Extracted data entries:
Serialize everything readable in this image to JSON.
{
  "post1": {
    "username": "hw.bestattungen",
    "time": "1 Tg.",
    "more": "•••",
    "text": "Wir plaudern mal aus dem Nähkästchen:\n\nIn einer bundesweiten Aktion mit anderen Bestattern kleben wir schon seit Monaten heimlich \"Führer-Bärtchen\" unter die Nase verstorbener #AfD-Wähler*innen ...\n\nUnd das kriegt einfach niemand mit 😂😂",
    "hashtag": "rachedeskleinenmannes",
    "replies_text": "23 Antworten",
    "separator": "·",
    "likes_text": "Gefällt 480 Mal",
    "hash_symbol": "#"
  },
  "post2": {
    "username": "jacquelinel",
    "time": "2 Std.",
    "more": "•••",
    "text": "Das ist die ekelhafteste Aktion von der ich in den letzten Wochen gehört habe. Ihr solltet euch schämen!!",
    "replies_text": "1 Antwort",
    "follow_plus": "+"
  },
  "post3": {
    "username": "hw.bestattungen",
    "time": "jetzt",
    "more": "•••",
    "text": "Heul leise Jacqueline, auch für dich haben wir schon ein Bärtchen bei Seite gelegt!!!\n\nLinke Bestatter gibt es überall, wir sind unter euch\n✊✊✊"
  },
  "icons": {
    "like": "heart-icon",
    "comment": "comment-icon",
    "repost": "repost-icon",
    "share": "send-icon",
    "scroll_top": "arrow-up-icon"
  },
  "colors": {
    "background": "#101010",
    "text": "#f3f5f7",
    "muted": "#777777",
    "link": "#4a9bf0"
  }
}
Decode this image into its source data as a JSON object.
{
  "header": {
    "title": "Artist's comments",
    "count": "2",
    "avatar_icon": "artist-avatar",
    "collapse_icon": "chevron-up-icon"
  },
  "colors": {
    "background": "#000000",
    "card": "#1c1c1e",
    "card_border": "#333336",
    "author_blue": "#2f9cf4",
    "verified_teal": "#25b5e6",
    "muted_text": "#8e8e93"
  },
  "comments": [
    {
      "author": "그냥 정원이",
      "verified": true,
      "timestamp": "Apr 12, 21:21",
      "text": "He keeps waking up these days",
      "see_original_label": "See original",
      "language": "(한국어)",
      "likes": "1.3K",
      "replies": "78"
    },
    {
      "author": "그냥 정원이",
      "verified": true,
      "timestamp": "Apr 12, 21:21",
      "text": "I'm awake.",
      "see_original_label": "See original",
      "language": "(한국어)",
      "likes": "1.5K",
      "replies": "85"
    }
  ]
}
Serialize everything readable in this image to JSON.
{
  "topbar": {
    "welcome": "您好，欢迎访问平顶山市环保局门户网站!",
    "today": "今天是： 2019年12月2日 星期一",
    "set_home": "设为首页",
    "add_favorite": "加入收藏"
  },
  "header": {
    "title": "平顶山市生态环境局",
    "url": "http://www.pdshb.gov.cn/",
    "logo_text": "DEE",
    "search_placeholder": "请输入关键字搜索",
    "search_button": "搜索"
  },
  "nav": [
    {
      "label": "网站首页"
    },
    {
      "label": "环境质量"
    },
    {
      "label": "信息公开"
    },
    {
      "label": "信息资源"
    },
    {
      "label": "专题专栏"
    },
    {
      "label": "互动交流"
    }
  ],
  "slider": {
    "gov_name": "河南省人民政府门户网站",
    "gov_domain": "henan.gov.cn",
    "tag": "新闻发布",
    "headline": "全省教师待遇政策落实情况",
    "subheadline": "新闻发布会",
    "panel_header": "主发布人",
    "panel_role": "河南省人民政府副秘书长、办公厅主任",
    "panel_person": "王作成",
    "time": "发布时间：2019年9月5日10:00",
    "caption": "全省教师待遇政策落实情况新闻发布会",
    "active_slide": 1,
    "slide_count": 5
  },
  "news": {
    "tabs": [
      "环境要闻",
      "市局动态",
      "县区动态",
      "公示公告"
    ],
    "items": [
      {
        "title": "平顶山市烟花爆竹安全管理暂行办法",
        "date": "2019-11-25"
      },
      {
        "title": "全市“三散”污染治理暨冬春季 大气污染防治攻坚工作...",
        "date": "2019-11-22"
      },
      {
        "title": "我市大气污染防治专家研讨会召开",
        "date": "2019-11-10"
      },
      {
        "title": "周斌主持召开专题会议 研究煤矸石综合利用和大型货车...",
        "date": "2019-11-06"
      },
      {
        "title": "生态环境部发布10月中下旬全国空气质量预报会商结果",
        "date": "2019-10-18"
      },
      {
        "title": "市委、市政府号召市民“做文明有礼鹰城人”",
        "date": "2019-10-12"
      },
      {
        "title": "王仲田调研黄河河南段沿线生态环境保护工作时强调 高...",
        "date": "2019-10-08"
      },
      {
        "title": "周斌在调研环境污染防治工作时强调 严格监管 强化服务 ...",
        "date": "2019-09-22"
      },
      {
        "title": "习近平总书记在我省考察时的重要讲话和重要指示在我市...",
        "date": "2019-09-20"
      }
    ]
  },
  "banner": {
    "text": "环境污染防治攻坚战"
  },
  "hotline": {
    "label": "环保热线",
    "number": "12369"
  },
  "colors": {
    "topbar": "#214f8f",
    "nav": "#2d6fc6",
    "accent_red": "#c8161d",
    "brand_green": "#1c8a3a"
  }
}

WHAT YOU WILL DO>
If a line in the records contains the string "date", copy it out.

RESPONSE FOR THIS EXERCISE>
        "date": "2019-11-25"
        "date": "2019-11-22"
        "date": "2019-11-10"
        "date": "2019-11-06"
        "date": "2019-10-18"
        "date": "2019-10-12"
        "date": "2019-10-08"
        "date": "2019-09-22"
        "date": "2019-09-20"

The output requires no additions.